══ STUDY MATERIAL ══

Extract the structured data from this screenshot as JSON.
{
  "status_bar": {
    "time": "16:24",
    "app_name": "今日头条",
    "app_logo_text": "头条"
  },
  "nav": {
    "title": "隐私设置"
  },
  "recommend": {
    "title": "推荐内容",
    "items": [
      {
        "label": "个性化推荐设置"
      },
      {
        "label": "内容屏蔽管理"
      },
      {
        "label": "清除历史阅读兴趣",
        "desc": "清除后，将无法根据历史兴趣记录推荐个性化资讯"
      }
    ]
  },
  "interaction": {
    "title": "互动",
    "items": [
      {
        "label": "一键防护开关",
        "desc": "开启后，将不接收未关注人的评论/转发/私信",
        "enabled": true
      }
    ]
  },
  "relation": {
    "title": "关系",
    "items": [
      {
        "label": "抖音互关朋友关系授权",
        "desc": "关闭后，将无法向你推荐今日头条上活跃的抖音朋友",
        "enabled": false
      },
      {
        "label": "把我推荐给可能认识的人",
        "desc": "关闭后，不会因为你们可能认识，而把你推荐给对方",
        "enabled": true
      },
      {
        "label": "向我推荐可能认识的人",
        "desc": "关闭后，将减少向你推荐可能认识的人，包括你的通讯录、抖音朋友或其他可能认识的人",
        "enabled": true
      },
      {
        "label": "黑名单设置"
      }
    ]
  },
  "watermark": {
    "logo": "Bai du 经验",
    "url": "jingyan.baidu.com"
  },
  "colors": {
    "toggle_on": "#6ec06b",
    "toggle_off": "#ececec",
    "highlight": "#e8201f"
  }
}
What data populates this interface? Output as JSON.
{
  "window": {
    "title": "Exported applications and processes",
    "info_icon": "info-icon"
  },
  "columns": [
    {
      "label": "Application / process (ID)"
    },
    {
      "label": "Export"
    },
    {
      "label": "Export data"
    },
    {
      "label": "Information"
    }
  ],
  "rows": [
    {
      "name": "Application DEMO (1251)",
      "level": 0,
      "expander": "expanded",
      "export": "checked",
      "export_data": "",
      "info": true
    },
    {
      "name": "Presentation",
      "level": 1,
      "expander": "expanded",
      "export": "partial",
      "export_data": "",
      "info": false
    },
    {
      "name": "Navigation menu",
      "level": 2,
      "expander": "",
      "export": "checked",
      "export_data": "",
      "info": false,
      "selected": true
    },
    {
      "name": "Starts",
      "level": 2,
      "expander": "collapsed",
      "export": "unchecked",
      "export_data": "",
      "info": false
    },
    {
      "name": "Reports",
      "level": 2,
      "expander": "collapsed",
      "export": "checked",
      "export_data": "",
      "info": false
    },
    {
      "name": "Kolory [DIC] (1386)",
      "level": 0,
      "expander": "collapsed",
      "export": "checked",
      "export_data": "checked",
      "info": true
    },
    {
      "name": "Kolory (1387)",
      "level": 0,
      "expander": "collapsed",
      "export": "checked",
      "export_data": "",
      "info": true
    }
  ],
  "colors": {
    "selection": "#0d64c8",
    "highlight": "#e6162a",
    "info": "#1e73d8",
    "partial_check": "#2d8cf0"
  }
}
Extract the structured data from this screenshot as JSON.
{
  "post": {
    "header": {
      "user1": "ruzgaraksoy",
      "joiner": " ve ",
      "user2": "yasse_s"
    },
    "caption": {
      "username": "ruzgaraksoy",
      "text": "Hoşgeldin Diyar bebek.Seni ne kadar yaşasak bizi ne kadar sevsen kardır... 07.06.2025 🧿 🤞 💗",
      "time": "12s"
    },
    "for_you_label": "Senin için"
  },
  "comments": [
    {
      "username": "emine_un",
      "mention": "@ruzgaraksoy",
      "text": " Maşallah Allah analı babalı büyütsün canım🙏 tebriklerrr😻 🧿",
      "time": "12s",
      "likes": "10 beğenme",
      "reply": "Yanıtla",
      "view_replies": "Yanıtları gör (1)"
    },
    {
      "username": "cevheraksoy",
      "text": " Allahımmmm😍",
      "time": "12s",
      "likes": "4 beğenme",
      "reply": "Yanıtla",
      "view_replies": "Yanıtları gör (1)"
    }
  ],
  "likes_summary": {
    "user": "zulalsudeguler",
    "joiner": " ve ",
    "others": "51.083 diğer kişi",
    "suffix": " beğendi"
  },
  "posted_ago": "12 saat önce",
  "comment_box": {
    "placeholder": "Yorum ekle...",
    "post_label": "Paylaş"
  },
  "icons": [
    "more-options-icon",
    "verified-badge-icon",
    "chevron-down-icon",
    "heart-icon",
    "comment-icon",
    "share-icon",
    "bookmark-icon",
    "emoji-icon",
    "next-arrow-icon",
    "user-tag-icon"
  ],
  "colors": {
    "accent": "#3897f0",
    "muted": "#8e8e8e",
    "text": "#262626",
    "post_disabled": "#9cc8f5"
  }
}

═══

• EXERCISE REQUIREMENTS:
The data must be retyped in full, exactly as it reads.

• TASK OUTPUT:
Extract the structured data from this screenshot as JSON.
{
  "status_bar": {
    "time": "16:24",
    "app_name": "今日头条",
    "app_logo_text": "头条"
  },
  "nav": {
    "title": "隐私设置"
  },
  "recommend": {
    "title": "推荐内容",
    "items": [
      {
        "label": "个性化推荐设置"
      },
      {
        "label": "内容屏蔽管理"
      },
      {
        "label": "清除历史阅读兴趣",
        "desc": "清除后，将无法根据历史兴趣记录推荐个性化资讯"
      }
    ]
  },
  "interaction": {
    "title": "互动",
    "items": [
      {
        "label": "一键防护开关",
        "desc": "开启后，将不接收未关注人的评论/转发/私信",
        "enabled": true
      }
    ]
  },
  "relation": {
    "title": "关系",
    "items": [
      {
        "label": "抖音互关朋友关系授权",
        "desc": "关闭后，将无法向你推荐今日头条上活跃的抖音朋友",
        "enabled": false
      },
      {
        "label": "把我推荐给可能认识的人",
        "desc": "关闭后，不会因为你们可能认识，而把你推荐给对方",
        "enabled": true
      },
      {
        "label": "向我推荐可能认识的人",
        "desc": "关闭后，将减少向你推荐可能认识的人，包括你的通讯录、抖音朋友或其他可能认识的人",
        "enabled": true
      },
      {
        "label": "黑名单设置"
      }
    ]
  },
  "watermark": {
    "logo": "Bai du 经验",
    "url": "jingyan.baidu.com"
  },
  "colors": {
    "toggle_on": "#6ec06b",
    "toggle_off": "#ececec",
    "highlight": "#e8201f"
  }
}
What data populates this interface? Output as JSON.
{
  "window": {
    "title": "Exported applications and processes",
    "info_icon": "info-icon"
  },
  "columns": [
    {
      "label": "Application / process (ID)"
    },
    {
      "label": "Export"
    },
    {
      "label": "Export data"
    },
    {
      "label": "Information"
    }
  ],
  "rows": [
    {
      "name": "Application DEMO (1251)",
      "level": 0,
      "expander": "expanded",
      "export": "checked",
      "export_data": "",
      "info": true
    },
    {
      "name": "Presentation",
      "level": 1,
      "expander": "expanded",
      "export": "partial",
      "export_data": "",
      "info": false
    },
    {
      "name": "Navigation menu",
      "level": 2,
      "expander": "",
      "export": "checked",
      "export_data": "",
      "info": false,
      "selected": true
    },
    {
      "name": "Starts",
      "level": 2,
      "expander": "collapsed",
      "export": "unchecked",
      "export_data": "",
      "info": false
    },
    {
      "name": "Reports",
      "level": 2,
      "expander": "collapsed",
      "export": "checked",
      "export_data": "",
      "info": false
    },
    {
      "name": "Kolory [DIC] (1386)",
      "level": 0,
      "expander": "collapsed",
      "export": "checked",
      "export_data": "checked",
      "info": true
    },
    {
      "name": "Kolory (1387)",
      "level": 0,
      "expander": "collapsed",
      "export": "checked",
      "export_data": "",
      "info": true
    }
  ],
  "colors": {
    "selection": "#0d64c8",
    "highlight": "#e6162a",
    "info": "#1e73d8",
    "partial_check": "#2d8cf0"
  }
}
Extract the structured data from this screenshot as JSON.
{
  "post": {
    "header": {
      "user1": "ruzgaraksoy",
      "joiner": " ve ",
      "user2": "yasse_s"
    },
    "caption": {
      "username": "ruzgaraksoy",
      "text": "Hoşgeldin Diyar bebek.Seni ne kadar yaşasak bizi ne kadar sevsen kardır... 07.06.2025 🧿 🤞 💗",
      "time": "12s"
    },
    "for_you_label": "Senin için"
  },
  "comments": [
    {
      "username": "emine_un",
      "mention": "@ruzgaraksoy",
      "text": " Maşallah Allah analı babalı büyütsün canım🙏 tebriklerrr😻 🧿",
      "time": "12s",
      "likes": "10 beğenme",
      "reply": "Yanıtla",
      "view_replies": "Yanıtları gör (1)"
    },
    {
      "username": "cevheraksoy",
      "text": " Allahımmmm😍",
      "time": "12s",
      "likes": "4 beğenme",
      "reply": "Yanıtla",
      "view_replies": "Yanıtları gör (1)"
    }
  ],
  "likes_summary": {
    "user": "zulalsudeguler",
    "joiner": " ve ",
    "others": "51.083 diğer kişi",
    "suffix": " beğendi"
  },
  "posted_ago": "12 saat önce",
  "comment_box": {
    "placeholder": "Yorum ekle...",
    "post_label": "Paylaş"
  },
  "icons": [
    "more-options-icon",
    "verified-badge-icon",
    "chevron-down-icon",
    "heart-icon",
    "comment-icon",
    "share-icon",
    "bookmark-icon",
    "emoji-icon",
    "next-arrow-icon",
    "user-tag-icon"
  ],
  "colors": {
    "accent": "#3897f0",
    "muted": "#8e8e8e",
    "text": "#262626",
    "post_disabled": "#9cc8f5"
  }
}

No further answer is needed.